The signatures come from mainstream churches and organizations, as well as politicians and athletes. The American Academy of Pediatrics, the California Committee to Protect Children, Assemblyman Bill Esailiga (R), Riley Gaines (swimmer), and Chloe Cole (former transgender) are among the many supporters of the petition.

Citing state data, Southern California Signature Campaign organizers estimate that there are currently 208,455 Korean-American registered voters in the state.

Of these, there are more than 130,000 in Los Angeles County (93,267) and Orange County (45,486), which are the main areas of Korean immigrants. The Korean immigrant community is centered around the church, so the goal of 100,000 people is achievable if the church community takes action.

The signature drive is also being organized through Korean-American chat rooms in LA and Orange County, where about 1,000 people have signed the petition. In addition, parent organizations have set up booths in front of Korean markets in LA and Orange County since February 10 to collect signatures from Korean-Americans.

“The future of our children, grandchildren, and great-grandchildren is at stake, and I hope the church community, in particular, will recognize the seriousness of this issue and get involved,” said Mindy Shin, 42, of Mama Bear, a grassroots organization for Korean-American parental rights in Orange County. “California is becoming a bleak place to raise children, and as parents, we can no longer ignore the situation.”

☞ To join the petition drive

You must be a California resident who is registered to vote.
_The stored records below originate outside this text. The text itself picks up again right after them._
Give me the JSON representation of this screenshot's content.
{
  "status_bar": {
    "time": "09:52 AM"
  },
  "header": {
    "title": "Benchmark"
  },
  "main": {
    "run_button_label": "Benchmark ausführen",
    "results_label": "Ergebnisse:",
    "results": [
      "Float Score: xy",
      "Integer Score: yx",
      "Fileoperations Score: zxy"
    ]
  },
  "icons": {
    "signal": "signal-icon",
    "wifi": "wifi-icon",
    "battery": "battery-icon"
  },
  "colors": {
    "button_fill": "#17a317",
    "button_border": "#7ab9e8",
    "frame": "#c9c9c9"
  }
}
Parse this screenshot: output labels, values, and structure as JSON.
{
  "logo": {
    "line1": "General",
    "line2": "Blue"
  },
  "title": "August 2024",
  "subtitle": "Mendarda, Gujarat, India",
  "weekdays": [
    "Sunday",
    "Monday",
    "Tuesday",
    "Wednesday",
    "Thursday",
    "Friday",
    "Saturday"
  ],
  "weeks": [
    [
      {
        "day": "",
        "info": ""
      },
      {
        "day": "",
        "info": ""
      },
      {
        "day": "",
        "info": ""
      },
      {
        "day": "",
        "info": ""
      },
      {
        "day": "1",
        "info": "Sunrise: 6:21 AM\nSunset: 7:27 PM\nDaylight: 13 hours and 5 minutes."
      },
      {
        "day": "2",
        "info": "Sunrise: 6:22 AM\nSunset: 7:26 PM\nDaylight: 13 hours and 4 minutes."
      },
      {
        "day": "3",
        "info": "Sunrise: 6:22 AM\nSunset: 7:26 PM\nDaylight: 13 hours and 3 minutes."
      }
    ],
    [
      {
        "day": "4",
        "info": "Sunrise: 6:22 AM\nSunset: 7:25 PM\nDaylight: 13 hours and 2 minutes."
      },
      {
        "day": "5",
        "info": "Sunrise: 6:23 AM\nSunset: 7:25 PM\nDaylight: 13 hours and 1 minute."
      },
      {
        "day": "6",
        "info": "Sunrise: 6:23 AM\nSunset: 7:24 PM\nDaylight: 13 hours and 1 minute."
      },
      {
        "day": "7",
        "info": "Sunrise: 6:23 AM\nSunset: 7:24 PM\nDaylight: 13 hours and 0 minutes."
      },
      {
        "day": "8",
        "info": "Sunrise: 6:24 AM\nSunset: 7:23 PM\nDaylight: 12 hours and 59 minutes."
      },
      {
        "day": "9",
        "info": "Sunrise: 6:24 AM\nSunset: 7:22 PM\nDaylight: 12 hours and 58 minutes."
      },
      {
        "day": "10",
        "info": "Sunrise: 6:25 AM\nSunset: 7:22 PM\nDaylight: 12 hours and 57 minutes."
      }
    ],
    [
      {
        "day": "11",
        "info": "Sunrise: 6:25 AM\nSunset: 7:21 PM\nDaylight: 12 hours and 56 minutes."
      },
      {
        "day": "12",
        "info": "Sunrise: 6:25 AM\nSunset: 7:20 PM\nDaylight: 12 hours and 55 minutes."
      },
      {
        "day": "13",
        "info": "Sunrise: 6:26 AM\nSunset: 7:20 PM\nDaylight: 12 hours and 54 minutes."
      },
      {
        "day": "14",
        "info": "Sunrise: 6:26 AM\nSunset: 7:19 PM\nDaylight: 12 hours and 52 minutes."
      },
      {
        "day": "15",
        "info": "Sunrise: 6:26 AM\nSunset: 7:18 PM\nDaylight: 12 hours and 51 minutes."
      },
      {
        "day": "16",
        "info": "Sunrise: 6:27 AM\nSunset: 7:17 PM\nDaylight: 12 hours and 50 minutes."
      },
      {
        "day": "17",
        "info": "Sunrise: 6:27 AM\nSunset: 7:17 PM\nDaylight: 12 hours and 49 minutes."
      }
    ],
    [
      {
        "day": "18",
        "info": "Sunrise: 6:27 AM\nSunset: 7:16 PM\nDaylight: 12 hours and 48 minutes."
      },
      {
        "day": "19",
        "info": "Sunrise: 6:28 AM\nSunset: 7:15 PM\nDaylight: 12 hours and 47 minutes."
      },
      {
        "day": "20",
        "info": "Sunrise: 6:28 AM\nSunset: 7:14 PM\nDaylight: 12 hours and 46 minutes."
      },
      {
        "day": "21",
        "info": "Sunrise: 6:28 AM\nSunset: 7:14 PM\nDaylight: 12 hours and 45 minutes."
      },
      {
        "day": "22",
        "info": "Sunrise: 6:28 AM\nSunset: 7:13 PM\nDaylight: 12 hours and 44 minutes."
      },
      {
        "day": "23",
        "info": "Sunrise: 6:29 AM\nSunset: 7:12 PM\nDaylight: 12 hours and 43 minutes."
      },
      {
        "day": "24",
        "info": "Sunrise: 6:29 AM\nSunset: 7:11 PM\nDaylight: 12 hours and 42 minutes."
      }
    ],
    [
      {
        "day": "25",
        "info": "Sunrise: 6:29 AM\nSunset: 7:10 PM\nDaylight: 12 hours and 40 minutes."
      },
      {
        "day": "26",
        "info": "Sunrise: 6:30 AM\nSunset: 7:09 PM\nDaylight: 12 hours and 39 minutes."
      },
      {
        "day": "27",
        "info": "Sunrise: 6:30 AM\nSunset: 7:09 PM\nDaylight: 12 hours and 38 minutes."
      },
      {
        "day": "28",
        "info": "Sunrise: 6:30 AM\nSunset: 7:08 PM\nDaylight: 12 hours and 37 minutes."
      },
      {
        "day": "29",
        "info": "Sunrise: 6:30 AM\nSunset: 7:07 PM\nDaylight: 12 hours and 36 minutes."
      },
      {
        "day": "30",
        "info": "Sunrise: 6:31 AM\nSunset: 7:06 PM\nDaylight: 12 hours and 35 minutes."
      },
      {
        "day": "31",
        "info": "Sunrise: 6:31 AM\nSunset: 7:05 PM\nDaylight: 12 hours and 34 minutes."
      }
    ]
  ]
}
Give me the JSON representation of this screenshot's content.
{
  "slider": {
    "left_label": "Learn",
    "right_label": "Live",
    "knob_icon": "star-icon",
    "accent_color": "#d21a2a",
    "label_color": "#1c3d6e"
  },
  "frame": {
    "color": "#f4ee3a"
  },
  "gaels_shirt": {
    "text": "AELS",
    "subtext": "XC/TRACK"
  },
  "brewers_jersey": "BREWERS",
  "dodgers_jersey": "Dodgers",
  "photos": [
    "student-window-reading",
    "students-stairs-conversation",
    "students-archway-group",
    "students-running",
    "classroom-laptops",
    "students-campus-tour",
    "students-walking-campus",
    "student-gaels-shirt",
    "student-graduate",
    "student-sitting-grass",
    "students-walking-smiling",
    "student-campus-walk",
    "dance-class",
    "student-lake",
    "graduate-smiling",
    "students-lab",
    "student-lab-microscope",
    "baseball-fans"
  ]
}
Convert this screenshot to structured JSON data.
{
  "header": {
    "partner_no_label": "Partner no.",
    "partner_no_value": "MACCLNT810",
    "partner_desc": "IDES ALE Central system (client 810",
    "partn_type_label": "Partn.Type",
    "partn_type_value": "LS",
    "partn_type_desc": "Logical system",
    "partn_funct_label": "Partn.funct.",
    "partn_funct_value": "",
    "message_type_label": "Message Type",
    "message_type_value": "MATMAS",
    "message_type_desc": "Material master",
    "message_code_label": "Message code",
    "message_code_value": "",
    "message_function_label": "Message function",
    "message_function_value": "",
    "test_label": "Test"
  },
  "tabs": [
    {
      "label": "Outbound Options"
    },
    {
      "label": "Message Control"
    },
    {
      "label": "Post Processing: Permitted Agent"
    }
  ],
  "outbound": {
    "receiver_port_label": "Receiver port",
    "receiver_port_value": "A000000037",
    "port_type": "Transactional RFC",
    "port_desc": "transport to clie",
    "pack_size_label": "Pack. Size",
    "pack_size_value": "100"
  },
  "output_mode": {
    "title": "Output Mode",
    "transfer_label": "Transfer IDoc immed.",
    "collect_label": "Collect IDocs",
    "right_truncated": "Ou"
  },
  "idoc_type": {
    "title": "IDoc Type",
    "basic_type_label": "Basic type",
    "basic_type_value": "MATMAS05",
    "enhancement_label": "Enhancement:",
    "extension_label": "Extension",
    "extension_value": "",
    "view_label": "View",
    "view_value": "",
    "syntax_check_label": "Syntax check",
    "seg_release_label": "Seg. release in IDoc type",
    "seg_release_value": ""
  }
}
The petition can be downloaded from Sarah Kim’s TVNEXT website at www.tvnext.org/home. Instructions on how to sign, the process, and more are available in both Korean and English. TVNEXT will also review the petition to make sure it is filled out properly to prevent it from being invalid. If you are not sure how to fill out the petition or want to know the location of signature booths, you can call the Southern California Petition Drive at (310-995-3936 or 213-500-5449).

BY YEOL JANG, JUNHAN PARK    [jang.yeol@koreadaily.com]